Ewha professors define an ideal learning environment as one that involves interactions, both socially and verbally between students and professors.
“Interaction between students and professors is essential,” professor Kim Hei-sook (Philosophy) said. “An ideal learning environment is one in which reciprocal interaction takes place between the students and the professors.”
Such interactions are difficult to establish when the number of students is overwhelming. In large classes in which hundreds of students are present, even a mere eye contact with each student is almost impossible; thus, intimate relationships between the learner and the teacher is extremely rare or nonexistent. Professor Kim elaborates on the limits of large-sized classes.
“Education has its foundation on human interaction which is difficult to achieve or experience in large classes where everyone is isolated,” professor Kim said.

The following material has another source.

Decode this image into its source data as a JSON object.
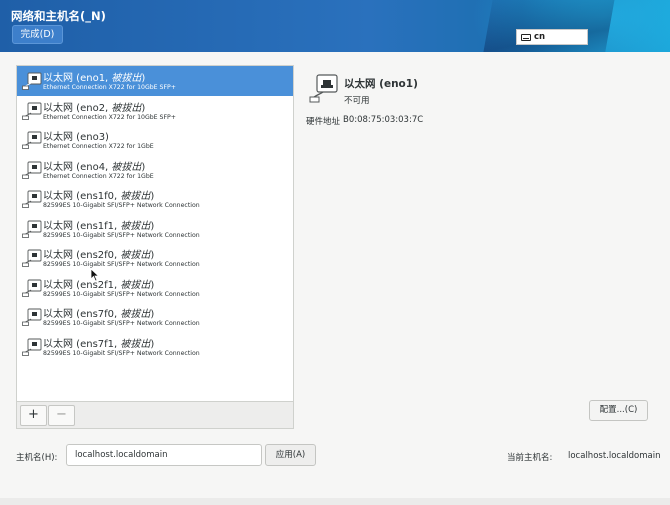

Students who have experienced learning in both small and large-sized courses expressed their thoughts. Their response revealed a strong distaste toward large-sized courses. Students assert that bigger-sized classes provide an inept and inappropriate learning environment.
“In large-sized classes, it feels as if professors do not know whether I exist or not so I tend to deviate from learning and focus more on distractions such as my cellular phone,” Lee So-young (Korean, 2) said. “Thus learning in large-sized classes is ineffective since I get easily distracted.”
Students further highlighted the limits of large-sized courses, namely for the lack of interactions they also find crucial in learning.
“In large-sized classes, I cannot focus, and I feel as if I had learned nothing after the semester-long course comes to an end,” Yeo Hee-min (French, 2) said. “In small-sized classes, however, frequent interactions between students and professors are evident.”
Overall, students feel that bigger classes are often ineffective, although they can be of use in special cases.
“Large-sized classes may be appropriate for courses in high demand but generally, they provide ineffective learning environment,” Kim Eun-ha (Business, 1) said.
Concluding from both Ewha students’ and professors’ views on the academic effectiveness of small and large-sized courses, the latter seems to be unprolific, lowering the quality of education and learning. Thus, Ewha’s recent efforts may be a significant step toward reaching successful education.
* Reporters: Ahn In-kyeong and Oh Seo-jin